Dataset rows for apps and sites
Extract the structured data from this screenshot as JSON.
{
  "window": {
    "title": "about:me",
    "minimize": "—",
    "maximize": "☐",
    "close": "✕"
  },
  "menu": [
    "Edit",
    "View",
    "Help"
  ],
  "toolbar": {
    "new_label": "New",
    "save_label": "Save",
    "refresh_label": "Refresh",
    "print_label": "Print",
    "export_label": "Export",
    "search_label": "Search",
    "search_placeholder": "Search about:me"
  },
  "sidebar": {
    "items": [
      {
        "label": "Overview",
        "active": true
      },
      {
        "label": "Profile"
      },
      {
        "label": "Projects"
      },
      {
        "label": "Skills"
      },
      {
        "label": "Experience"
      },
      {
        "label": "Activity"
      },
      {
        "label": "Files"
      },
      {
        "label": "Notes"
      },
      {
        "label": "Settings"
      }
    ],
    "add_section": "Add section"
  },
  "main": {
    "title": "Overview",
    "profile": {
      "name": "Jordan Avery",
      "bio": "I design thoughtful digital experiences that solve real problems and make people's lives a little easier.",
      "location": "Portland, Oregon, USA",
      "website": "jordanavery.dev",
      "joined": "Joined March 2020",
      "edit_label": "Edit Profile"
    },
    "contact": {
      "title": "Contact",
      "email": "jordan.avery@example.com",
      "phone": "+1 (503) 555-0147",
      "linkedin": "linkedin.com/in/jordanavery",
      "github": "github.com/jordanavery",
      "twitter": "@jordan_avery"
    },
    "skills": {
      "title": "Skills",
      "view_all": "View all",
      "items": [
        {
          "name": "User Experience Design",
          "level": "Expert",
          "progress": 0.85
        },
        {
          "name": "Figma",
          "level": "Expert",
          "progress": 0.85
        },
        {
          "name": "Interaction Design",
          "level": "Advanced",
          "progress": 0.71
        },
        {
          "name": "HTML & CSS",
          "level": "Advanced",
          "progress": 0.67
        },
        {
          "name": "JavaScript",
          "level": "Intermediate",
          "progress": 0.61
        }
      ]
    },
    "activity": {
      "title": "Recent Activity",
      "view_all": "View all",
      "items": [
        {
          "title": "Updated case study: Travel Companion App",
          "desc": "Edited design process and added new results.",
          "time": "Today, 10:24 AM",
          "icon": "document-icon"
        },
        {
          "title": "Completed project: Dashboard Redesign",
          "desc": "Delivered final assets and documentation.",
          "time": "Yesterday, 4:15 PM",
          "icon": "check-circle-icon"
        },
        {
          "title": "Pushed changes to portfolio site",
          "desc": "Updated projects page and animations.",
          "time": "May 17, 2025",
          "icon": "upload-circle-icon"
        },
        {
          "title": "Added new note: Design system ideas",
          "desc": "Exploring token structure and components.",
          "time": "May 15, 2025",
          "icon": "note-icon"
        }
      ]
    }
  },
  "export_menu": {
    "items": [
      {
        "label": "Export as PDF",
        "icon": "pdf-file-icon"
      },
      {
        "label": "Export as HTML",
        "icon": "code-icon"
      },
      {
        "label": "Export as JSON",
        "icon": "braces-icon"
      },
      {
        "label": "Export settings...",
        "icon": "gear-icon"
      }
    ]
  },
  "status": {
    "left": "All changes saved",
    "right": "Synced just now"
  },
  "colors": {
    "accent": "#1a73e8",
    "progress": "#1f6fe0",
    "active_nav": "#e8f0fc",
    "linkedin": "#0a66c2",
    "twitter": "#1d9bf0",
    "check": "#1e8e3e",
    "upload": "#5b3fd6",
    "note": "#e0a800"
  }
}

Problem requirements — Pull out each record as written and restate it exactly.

Written response —
Extract the structured data from this screenshot as JSON.
{
  "window": {
    "title": "about:me",
    "minimize": "—",
    "maximize": "☐",
    "close": "✕"
  },
  "menu": [
    "Edit",
    "View",
    "Help"
  ],
  "toolbar": {
    "new_label": "New",
    "save_label": "Save",
    "refresh_label": "Refresh",
    "print_label": "Print",
    "export_label": "Export",
    "search_label": "Search",
    "search_placeholder": "Search about:me"
  },
  "sidebar": {
    "items": [
      {
        "label": "Overview",
        "active": true
      },
      {
        "label": "Profile"
      },
      {
        "label": "Projects"
      },
      {
        "label": "Skills"
      },
      {
        "label": "Experience"
      },
      {
        "label": "Activity"
      },
      {
        "label": "Files"
      },
      {
        "label": "Notes"
      },
      {
        "label": "Settings"
      }
    ],
    "add_section": "Add section"
  },
  "main": {
    "title": "Overview",
    "profile": {
      "name": "Jordan Avery",
      "bio": "I design thoughtful digital experiences that solve real problems and make people's lives a little easier.",
      "location": "Portland, Oregon, USA",
      "website": "jordanavery.dev",
      "joined": "Joined March 2020",
      "edit_label": "Edit Profile"
    },
    "contact": {
      "title": "Contact",
      "email": "jordan.avery@example.com",
      "phone": "+1 (503) 555-0147",
      "linkedin": "linkedin.com/in/jordanavery",
      "github": "github.com/jordanavery",
      "twitter": "@jordan_avery"
    },
    "skills": {
      "title": "Skills",
      "view_all": "View all",
      "items": [
        {
          "name": "User Experience Design",
          "level": "Expert",
          "progress": 0.85
        },
        {
          "name": "Figma",
          "level": "Expert",
          "progress": 0.85
        },
        {
          "name": "Interaction Design",
          "level": "Advanced",
          "progress": 0.71
        },
        {
          "name": "HTML & CSS",
          "level": "Advanced",
          "progress": 0.67
        },
        {
          "name": "JavaScript",
          "level": "Intermediate",
          "progress": 0.61
        }
      ]
    },
    "activity": {
      "title": "Recent Activity",
      "view_all": "View all",
      "items": [
        {
          "title": "Updated case study: Travel Companion App",
          "desc": "Edited design process and added new results.",
          "time": "Today, 10:24 AM",
          "icon": "document-icon"
        },
        {
          "title": "Completed project: Dashboard Redesign",
          "desc": "Delivered final assets and documentation.",
          "time": "Yesterday, 4:15 PM",
          "icon": "check-circle-icon"
        },
        {
          "title": "Pushed changes to portfolio site",
          "desc": "Updated projects page and animations.",
          "time": "May 17, 2025",
          "icon": "upload-circle-icon"
        },
        {
          "title": "Added new note: Design system ideas",
          "desc": "Exploring token structure and components.",
          "time": "May 15, 2025",
          "icon": "note-icon"
        }
      ]
    }
  },
  "export_menu": {
    "items": [
      {
        "label": "Export as PDF",
        "icon": "pdf-file-icon"
      },
      {
        "label": "Export as HTML",
        "icon": "code-icon"
      },
      {
        "label": "Export as JSON",
        "icon": "braces-icon"
      },
      {
        "label": "Export settings...",
        "icon": "gear-icon"
      }
    ]
  },
  "status": {
    "left": "All changes saved",
    "right": "Synced just now"
  },
  "colors": {
    "accent": "#1a73e8",
    "progress": "#1f6fe0",
    "active_nav": "#e8f0fc",
    "linkedin": "#0a66c2",
    "twitter": "#1d9bf0",
    "check": "#1e8e3e",
    "upload": "#5b3fd6",
    "note": "#e0a800"
  }
}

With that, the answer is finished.